##### Example Formulas 2

taken from Simulator Laboratory Chapter 1 Boiler Thermal Efficiency

Next we express the Boiler Thermal Efficiency as follows:

Where energy to steam is the heat transfer required to form steam. Let,

h2=specific enthalpy of steam formed, [kJ/kg],

h1=specific enthalpy of feed water, [kJ/kg].

Because the steam is formed at constant pressure, heat transfer required to form 1 kg of steam in the boiler is

Energy to Steam= (h2-h1) [kJ]

Energy from fuel is computed from the mass of fuel used and its heat (calorific) value. For coal this is the heating value as measured in a bomb calorimeter and it corresponds to the internal energy of combustion. If

mf= mass of fuel burned in a given time

ms= mass of steam generated in the same time

HV= heat value of fuel [kJ/kg]

Energy from fuel= mf x HV [kJ]

Then we can write:

Link text should be unique and decriptive:

• Do links that open in new windows or tabs include a textual reference in the link information (e.g., [NewTab])?

from Technical Writing Essentials Chapter 2.1 Key Concept

For further reading, see “Communication in the Workplace: What Can NC State Students Expect?” a study based on the responses of over 1000 professionals from various fields, including engineering, on how important business, technical and scientific communication is to their work.

### 5 Multimedia

• Is a transcript available for each multimedia resource including relevant non-speech content that include the following?
1. speaker’s name
2. all speech content
3. relevant descriptions of speech
4. descriptions of relevant non-speech audio
• Are captions of all speech content and relevant non-speech content included in the multimedia resource; in which the audio is synchronized with a video presentation?
• Are audio descriptions of contextual visuals (e.g., graphs, charts) included in the multimedia resource?

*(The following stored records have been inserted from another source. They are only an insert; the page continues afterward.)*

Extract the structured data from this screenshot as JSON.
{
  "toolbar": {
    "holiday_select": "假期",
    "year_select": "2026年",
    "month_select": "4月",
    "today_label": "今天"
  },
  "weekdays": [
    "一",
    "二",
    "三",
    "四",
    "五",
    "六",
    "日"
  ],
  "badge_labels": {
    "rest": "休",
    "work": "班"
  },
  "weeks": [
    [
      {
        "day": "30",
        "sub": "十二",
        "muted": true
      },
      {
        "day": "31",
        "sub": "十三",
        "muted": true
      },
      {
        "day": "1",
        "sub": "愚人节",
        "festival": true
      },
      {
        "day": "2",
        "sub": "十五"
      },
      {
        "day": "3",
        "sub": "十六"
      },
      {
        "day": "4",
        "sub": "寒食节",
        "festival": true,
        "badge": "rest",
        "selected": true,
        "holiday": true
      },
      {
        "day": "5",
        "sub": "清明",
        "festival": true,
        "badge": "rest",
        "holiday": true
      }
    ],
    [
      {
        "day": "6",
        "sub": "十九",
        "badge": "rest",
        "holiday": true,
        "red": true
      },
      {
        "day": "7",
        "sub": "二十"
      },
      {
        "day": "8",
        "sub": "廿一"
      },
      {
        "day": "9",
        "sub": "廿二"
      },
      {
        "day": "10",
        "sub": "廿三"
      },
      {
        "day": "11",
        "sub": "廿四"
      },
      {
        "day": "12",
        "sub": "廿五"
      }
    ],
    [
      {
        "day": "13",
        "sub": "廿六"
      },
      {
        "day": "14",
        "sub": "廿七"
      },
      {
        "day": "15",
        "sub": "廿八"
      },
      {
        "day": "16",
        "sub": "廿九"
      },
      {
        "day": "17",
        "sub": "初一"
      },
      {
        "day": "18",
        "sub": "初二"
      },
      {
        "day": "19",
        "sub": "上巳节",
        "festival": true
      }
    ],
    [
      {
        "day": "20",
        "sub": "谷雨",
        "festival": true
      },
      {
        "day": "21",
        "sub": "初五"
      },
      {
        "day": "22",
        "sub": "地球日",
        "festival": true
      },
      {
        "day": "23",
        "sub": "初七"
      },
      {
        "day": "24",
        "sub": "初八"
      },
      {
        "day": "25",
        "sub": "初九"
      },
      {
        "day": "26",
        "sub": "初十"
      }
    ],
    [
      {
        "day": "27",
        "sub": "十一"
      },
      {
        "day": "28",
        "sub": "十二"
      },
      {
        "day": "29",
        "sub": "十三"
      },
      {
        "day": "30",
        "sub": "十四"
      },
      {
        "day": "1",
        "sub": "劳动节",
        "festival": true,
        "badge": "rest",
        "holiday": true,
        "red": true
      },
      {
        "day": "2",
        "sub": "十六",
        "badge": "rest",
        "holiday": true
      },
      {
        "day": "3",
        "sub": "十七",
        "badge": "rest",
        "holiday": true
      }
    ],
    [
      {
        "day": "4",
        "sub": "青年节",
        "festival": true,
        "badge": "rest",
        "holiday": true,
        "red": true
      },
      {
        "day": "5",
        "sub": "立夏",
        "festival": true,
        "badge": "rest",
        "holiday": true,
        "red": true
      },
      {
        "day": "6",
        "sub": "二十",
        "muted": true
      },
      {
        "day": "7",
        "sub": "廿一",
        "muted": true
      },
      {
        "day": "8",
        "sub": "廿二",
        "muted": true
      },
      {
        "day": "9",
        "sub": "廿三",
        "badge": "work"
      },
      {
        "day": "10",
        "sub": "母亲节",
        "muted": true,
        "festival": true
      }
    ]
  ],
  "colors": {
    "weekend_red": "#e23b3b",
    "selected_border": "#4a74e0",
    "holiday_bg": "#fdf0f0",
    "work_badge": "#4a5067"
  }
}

Example Video Resource

taken from Concepts of Biology – 1st Canadian Edition Chapter 1.1 Themes and Concepts

 

### 6 Tables

• Do the row and column headers have the correct scope assigned?
• Do the tables include captions?
• Do your tables avoid merged or split cells?

Example

taken from Vaccine Practice for Health Professionals: 1st Canadian Edition. Chapter 1

Table 1.1: Vaccine Types

 Vaccine type Vaccines Live-attenuated Measles, mumps, rubella (combined vaccine) Varicella (chickenpox), Zoster (shingles) Influenza (nasal spray) Oral Polio Vaccine (OPV) Rotavirus Yellow fever Inactivated/Killed Polio (IPV) Hepatitis A Rabies Toxoid (inactivated toxin) Diphtheria Tetanus Subunit/Conjugate Hepatitis B Influenza (injection) Haemophilus influenza type b (Hib) Human papillomavirus (HPV) Pertussis Pneumococcal Meningococcal Zoster (shingles)

### 7 Text

When conveying written information, consider the organization of your text:

• Are you avoiding to use colour to communicate meaning?
• Do you ensure sufficient contrast between text and background? (Free contrast checker tools like https://www.tpgi.com/color-contrast-checker/ can help)
• Is your font legible? (Recommended fonts include sans serif, verdana, etc.)
• Is your font size 12 point or higher for body text?
• Is your font size 9 point for footnotes or endnotes?
• Can your font size be zoomed to 200%?

## References:

AEM. Getting Started with Presentation Accessibility [handout]. https://aem.cast.org/binaries/content/assets/aem/creating-aem/getting-started-with-presentation-accessibility.pdf

Coolidge, A., Doner, S., Robertson, T., & Gray, J. (2018). Accessibility Toolkit—2nd Edition. BCcampus – OpenEd. https://opentextbc.ca/accessibilitytoolkit/

University, R. (2017). Ryerson Open Textbook Authoring Guide. Ryerson University. https://pressbooks.library.ryerson.ca/authorsguide/